Never in my life can I think of the lead up to a movie being so divisive than the lead up to this year’s Ghostbusters release. Even before the trailer release fiasco there were scores of complaints over the movie’s choice to reboot with a female cast which ultimately took a great deal of focus away from the movie itself.
I saw the movie this past weekend and it really wasn’t enjoyable. There were some nice pieces to it but in the end a vast majority of the jokes fell flat and the story itself was a tangled mess that didn’t carry any sort of real connection from the beginning to the end.
Perhaps the biggest challenge Paul Feig faced was simply taking on the task of rebooting Ghostbusters in the first place. It’s a property anchored by a movie that’s truly a cultural icon – it’s on AFI’s Top 100 comedies and was selected for preservation by the Library of Congress. So Feig was going to be fighting an uphill battle with those who were, by default simply going to compare it to the original.

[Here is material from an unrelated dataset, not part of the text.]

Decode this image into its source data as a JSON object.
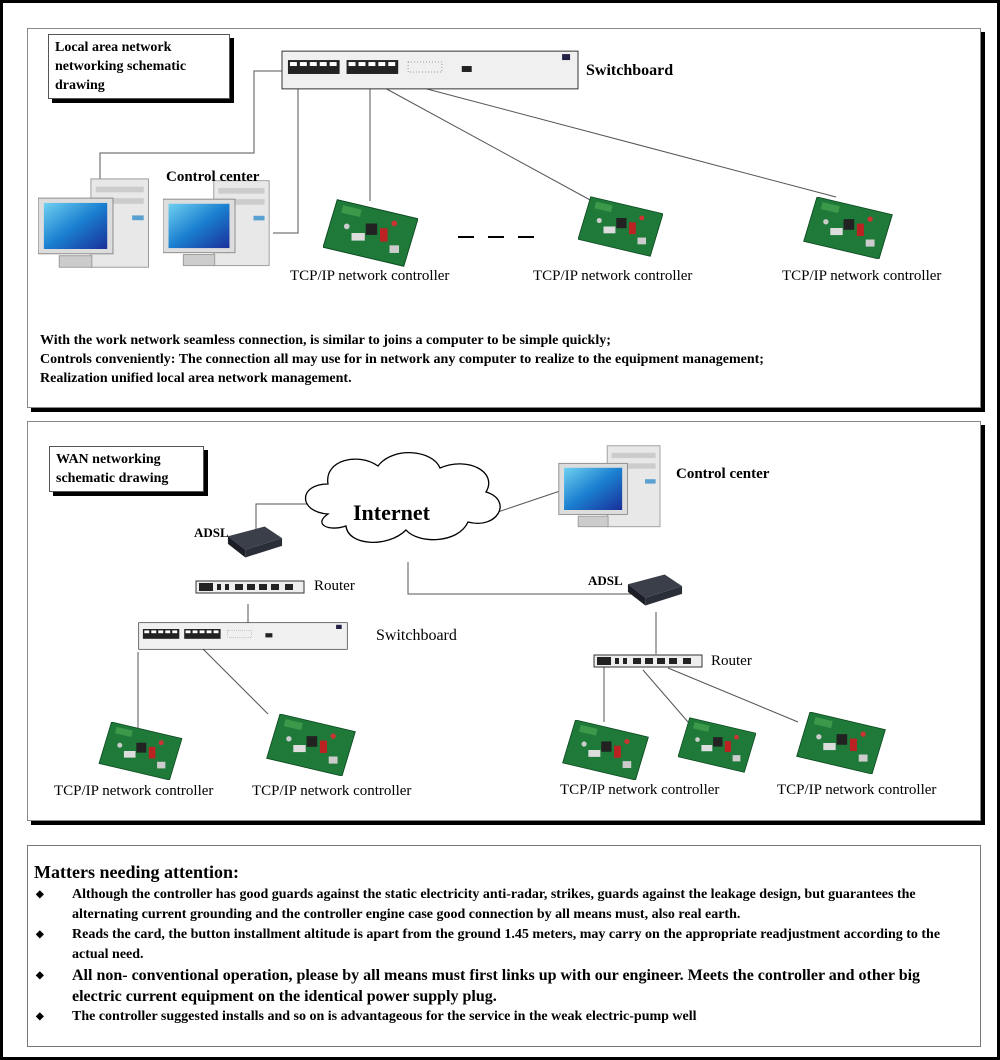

I thought of it almost like if someone wanted to reboot The Godfather by keeping the title, poster art and mob ties but altering the story otherwise. It would be incredibly difficult to evaluate the new property on its own when the specter of the original hung in your mind.
I really did my best to look at it from the scope of a separate movie than that of a story which connects directly to the first two. To Feig’s credit the story itself does a fair bit to distance itself from the originals. Some pieces simply force a comparison (Ecto-1, for example) while plenty of the script keeps this story original, which was key. However, the overall execution that was lacking, in my opinion. Continue reading